Molecular titration is emerging as an important biochemical interaction mechanism within synthetic devices built with nucleic acids and the CRISPR/Cas system. We show that molecular titration in the context of feedback circuits is a suitable mechanism to enhance the emergence of oscillations and bistable behaviors. We consider biomolecular modules that can be inhibited or activated by input monomeric regulators; the regulators compete with constitutive titrating species to determine the activity of their target. By tuning the titration rate and the concentration of titrating species, it is possible to modulate the delay and convergence speed of the transient response, and the steepness and dead zone of the stationary response of the modules. These phenomena favor the occurrence of oscillations when modules are interconnected to create a negative feedback loop; bistability is favored in a positive feedback interconnection.
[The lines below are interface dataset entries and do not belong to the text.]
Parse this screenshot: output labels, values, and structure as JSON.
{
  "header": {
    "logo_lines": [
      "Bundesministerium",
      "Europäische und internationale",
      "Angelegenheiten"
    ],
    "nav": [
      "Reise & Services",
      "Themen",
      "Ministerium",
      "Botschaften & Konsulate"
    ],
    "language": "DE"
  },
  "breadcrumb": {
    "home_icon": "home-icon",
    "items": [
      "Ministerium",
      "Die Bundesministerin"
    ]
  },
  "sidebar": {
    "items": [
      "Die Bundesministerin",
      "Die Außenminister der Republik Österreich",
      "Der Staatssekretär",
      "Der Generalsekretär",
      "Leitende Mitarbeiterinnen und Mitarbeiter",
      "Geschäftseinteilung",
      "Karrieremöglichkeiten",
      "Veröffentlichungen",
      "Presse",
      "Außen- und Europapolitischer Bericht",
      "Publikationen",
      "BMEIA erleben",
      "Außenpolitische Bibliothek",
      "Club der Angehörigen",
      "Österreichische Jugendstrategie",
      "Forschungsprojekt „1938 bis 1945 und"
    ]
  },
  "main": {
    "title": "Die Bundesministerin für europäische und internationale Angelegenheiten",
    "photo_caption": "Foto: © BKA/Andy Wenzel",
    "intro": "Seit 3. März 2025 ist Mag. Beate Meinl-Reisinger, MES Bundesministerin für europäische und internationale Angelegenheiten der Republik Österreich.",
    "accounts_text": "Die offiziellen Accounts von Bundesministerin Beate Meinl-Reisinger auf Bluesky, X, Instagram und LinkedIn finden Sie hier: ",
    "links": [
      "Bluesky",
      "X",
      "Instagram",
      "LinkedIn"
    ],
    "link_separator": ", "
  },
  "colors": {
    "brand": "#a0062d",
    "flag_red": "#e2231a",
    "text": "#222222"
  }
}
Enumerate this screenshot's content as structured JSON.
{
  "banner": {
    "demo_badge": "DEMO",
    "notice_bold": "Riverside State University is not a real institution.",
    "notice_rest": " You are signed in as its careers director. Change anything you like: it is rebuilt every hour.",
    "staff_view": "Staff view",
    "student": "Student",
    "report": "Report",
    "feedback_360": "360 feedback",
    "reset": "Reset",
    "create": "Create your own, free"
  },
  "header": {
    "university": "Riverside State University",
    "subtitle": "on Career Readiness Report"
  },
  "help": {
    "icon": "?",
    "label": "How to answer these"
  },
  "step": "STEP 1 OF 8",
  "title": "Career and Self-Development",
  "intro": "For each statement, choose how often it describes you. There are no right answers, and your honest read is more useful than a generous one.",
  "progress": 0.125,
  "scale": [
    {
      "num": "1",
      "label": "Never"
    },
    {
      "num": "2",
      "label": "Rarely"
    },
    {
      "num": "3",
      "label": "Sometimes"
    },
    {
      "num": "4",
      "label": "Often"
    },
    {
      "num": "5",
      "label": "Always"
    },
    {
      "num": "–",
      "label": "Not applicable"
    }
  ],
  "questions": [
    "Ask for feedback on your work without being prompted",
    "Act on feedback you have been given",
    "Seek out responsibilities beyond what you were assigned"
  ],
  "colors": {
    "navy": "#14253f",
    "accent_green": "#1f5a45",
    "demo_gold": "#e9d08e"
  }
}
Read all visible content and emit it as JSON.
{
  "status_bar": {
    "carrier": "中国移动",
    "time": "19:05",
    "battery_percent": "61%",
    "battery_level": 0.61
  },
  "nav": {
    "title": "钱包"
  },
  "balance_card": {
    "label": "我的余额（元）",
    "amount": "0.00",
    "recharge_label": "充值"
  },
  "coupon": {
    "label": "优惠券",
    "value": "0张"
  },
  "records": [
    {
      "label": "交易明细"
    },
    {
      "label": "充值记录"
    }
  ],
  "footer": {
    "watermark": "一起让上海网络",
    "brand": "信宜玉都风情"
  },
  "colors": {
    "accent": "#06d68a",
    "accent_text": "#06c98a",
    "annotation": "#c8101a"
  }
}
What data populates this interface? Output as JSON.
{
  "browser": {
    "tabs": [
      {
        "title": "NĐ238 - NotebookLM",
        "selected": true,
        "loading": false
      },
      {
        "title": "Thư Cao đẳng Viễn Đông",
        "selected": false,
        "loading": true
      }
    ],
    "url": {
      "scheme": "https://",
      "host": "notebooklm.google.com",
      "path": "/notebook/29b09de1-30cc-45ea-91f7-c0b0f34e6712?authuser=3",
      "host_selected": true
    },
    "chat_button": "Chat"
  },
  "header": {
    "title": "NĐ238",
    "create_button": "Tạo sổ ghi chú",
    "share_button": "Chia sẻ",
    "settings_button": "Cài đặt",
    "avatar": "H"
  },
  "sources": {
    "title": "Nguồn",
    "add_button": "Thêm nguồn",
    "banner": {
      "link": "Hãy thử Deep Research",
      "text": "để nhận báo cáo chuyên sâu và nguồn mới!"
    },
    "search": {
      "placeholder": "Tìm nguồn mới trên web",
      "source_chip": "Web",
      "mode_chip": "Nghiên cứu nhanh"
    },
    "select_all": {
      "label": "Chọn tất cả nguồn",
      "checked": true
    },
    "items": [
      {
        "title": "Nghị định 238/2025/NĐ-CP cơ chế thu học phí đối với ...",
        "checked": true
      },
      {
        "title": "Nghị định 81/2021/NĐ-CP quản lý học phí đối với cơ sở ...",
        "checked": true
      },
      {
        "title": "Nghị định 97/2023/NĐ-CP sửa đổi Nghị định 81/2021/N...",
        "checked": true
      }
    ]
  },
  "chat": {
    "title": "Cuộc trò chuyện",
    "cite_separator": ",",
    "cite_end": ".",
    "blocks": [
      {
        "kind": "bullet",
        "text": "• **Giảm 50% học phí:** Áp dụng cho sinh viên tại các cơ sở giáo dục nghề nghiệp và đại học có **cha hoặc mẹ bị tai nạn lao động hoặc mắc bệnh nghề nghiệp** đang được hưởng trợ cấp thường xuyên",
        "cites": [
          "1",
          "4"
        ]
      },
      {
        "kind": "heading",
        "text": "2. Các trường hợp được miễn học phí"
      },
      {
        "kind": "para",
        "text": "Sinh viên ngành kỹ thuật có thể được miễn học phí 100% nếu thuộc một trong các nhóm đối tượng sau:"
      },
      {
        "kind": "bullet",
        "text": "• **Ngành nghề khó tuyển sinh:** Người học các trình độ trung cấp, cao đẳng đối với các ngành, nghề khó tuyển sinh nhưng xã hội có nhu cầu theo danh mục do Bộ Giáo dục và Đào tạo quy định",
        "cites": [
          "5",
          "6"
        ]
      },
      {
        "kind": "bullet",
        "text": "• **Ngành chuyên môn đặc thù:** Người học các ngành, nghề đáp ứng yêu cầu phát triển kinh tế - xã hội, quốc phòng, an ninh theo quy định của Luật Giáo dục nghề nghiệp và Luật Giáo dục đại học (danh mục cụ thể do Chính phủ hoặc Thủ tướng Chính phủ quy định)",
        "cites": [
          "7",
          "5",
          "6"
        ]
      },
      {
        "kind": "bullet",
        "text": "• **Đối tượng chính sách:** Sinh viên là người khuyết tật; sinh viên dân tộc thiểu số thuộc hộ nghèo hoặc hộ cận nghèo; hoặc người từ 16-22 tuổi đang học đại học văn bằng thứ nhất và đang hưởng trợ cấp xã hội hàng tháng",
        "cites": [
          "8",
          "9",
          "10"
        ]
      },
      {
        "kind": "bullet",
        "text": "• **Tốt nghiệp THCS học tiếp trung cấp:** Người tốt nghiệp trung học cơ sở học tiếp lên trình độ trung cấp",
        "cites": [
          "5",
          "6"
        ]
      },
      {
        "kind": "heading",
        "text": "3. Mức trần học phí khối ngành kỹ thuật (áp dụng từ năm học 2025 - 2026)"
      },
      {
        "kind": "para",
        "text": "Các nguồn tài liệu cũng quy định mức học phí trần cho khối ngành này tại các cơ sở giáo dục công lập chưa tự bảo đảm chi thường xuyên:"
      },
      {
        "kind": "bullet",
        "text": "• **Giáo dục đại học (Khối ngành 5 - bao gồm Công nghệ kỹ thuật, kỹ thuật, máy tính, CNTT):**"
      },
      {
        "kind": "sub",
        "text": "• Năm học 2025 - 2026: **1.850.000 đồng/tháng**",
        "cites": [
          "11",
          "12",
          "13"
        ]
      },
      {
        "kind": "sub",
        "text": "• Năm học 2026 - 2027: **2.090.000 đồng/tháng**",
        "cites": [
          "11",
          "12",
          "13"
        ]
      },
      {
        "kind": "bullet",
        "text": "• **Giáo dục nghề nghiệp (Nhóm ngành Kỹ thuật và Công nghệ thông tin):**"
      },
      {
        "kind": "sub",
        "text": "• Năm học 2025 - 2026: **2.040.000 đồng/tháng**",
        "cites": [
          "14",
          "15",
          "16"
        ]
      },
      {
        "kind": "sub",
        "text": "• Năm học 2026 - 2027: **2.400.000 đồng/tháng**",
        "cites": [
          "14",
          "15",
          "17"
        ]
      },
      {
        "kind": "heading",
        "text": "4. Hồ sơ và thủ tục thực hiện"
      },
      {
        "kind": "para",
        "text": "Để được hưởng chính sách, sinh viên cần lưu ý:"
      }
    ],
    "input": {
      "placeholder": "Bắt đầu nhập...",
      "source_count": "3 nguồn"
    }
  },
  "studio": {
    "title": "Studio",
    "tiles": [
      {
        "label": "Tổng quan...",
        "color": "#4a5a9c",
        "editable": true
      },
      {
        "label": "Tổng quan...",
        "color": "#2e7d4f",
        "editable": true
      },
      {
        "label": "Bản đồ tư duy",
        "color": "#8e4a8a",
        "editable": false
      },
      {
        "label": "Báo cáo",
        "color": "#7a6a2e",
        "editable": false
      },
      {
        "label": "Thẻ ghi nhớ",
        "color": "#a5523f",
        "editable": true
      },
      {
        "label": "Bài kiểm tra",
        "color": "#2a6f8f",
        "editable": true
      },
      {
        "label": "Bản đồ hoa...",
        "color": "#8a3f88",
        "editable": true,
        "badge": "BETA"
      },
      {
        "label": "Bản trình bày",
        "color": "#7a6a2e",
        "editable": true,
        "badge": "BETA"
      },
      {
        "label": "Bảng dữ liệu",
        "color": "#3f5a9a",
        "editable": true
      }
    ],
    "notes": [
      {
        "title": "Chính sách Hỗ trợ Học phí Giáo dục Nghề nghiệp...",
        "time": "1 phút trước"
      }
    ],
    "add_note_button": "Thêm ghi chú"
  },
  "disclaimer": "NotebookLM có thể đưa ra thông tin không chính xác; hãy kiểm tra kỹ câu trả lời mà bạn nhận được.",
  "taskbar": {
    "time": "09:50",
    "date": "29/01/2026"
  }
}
Numerical simulations are supported by mathematical analysis showing that the capacity of the closed loop systems to exhibit oscillations or bistability is structural.
- monomeric regulator
- synthetic biology